- **WHAT YOU WILL DO**
When a line contains the string "Define", it counts once; give the total of such lines in the entries below and nothing else.

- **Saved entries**
BEGIN
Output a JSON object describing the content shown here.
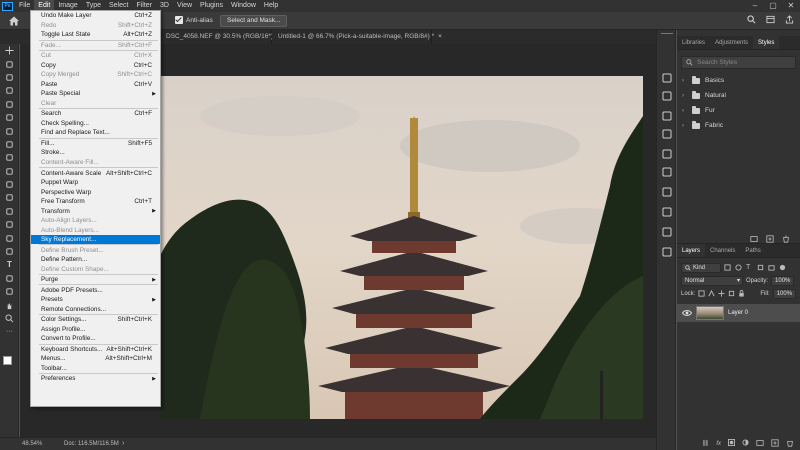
{
  "app": {
    "logo": "Ps"
  },
  "menubar": {
    "items": [
      "File",
      "Edit",
      "Image",
      "Type",
      "Select",
      "Filter",
      "3D",
      "View",
      "Plugins",
      "Window",
      "Help"
    ],
    "active": "Edit"
  },
  "options": {
    "anti_alias": "Anti-alias",
    "select_mask": "Select and Mask..."
  },
  "tabs": [
    {
      "label": "DSC_4058.NEF @ 30.5% (RGB/16*)",
      "close": "×",
      "active": false
    },
    {
      "label": "Untitled-1 @ 66.7% (Pick-a-suitable-image, RGB/8#) *",
      "close": "×",
      "active": false
    }
  ],
  "status": {
    "zoom": "48.54%",
    "doc": "Doc: 116.5M/116.5M",
    "arrow": "›"
  },
  "edit_menu": {
    "items": [
      {
        "label": "Undo Make Layer",
        "shortcut": "Ctrl+Z",
        "disabled": false
      },
      {
        "label": "Redo",
        "shortcut": "Shift+Ctrl+Z",
        "disabled": true
      },
      {
        "label": "Toggle Last State",
        "shortcut": "Alt+Ctrl+Z",
        "disabled": false
      },
      {
        "sep": true
      },
      {
        "label": "Fade...",
        "shortcut": "Shift+Ctrl+F",
        "disabled": true
      },
      {
        "sep": true
      },
      {
        "label": "Cut",
        "shortcut": "Ctrl+X",
        "disabled": true
      },
      {
        "label": "Copy",
        "shortcut": "Ctrl+C",
        "disabled": false
      },
      {
        "label": "Copy Merged",
        "shortcut": "Shift+Ctrl+C",
        "disabled": true
      },
      {
        "label": "Paste",
        "shortcut": "Ctrl+V",
        "disabled": false
      },
      {
        "label": "Paste Special",
        "shortcut": "",
        "disabled": false,
        "submenu": true
      },
      {
        "label": "Clear",
        "shortcut": "",
        "disabled": true
      },
      {
        "sep": true
      },
      {
        "label": "Search",
        "shortcut": "Ctrl+F",
        "disabled": false
      },
      {
        "label": "Check Spelling...",
        "shortcut": "",
        "disabled": false
      },
      {
        "label": "Find and Replace Text...",
        "shortcut": "",
        "disabled": false
      },
      {
        "sep": true
      },
      {
        "label": "Fill...",
        "shortcut": "Shift+F5",
        "disabled": false
      },
      {
        "label": "Stroke...",
        "shortcut": "",
        "disabled": false
      },
      {
        "label": "Content-Aware Fill...",
        "shortcut": "",
        "disabled": true
      },
      {
        "sep": true
      },
      {
        "label": "Content-Aware Scale",
        "shortcut": "Alt+Shift+Ctrl+C",
        "disabled": false
      },
      {
        "label": "Puppet Warp",
        "shortcut": "",
        "disabled": false
      },
      {
        "label": "Perspective Warp",
        "shortcut": "",
        "disabled": false
      },
      {
        "label": "Free Transform",
        "shortcut": "Ctrl+T",
        "disabled": false
      },
      {
        "label": "Transform",
        "shortcut": "",
        "disabled": false,
        "submenu": true
      },
      {
        "label": "Auto-Align Layers...",
        "shortcut": "",
        "disabled": true
      },
      {
        "label": "Auto-Blend Layers...",
        "shortcut": "",
        "disabled": true
      },
      {
        "label": "Sky Replacement...",
        "shortcut": "",
        "disabled": false,
        "highlight": true
      },
      {
        "sep": true
      },
      {
        "label": "Define Brush Preset...",
        "shortcut": "",
        "disabled": true
      },
      {
        "label": "Define Pattern...",
        "shortcut": "",
        "disabled": false
      },
      {
        "label": "Define Custom Shape...",
        "shortcut": "",
        "disabled": true
      },
      {
        "sep": true
      },
      {
        "label": "Purge",
        "shortcut": "",
        "disabled": false,
        "submenu": true
      },
      {
        "sep": true
      },
      {
        "label": "Adobe PDF Presets...",
        "shortcut": "",
        "disabled": false
      },
      {
        "label": "Presets",
        "shortcut": "",
        "disabled": false,
        "submenu": true
      },
      {
        "label": "Remote Connections...",
        "shortcut": "",
        "disabled": false
      },
      {
        "sep": true
      },
      {
        "label": "Color Settings...",
        "shortcut": "Shift+Ctrl+K",
        "disabled": false
      },
      {
        "label": "Assign Profile...",
        "shortcut": "",
        "disabled": false
      },
      {
        "label": "Convert to Profile...",
        "shortcut": "",
        "disabled": false
      },
      {
        "sep": true
      },
      {
        "label": "Keyboard Shortcuts...",
        "shortcut": "Alt+Shift+Ctrl+K",
        "disabled": false
      },
      {
        "label": "Menus...",
        "shortcut": "Alt+Shift+Ctrl+M",
        "disabled": false
      },
      {
        "label": "Toolbar...",
        "shortcut": "",
        "disabled": false
      },
      {
        "sep": true
      },
      {
        "label": "Preferences",
        "shortcut": "",
        "disabled": false,
        "submenu": true
      }
    ]
  },
  "styles_panel": {
    "tabs": [
      "Libraries",
      "Adjustments",
      "Styles"
    ],
    "active_tab": "Styles",
    "search_placeholder": "Search Styles",
    "groups": [
      "Basics",
      "Natural",
      "Fur",
      "Fabric"
    ]
  },
  "layers_panel": {
    "tabs": [
      "Layers",
      "Channels",
      "Paths"
    ],
    "active_tab": "Layers",
    "filter": "Kind",
    "blend_mode": "Normal",
    "opacity_label": "Opacity:",
    "opacity": "100%",
    "lock_label": "Lock:",
    "fill_label": "Fill:",
    "fill": "100%",
    "layers": [
      {
        "name": "Layer 0"
      }
    ],
    "footer_fx": "fx"
  },
  "colors": {
    "menu_highlight": "#0078d7",
    "ps_blue": "#31a8ff",
    "app_bg": "#323232"
  }
}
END
- **RESPONSE TO THE TASK**
3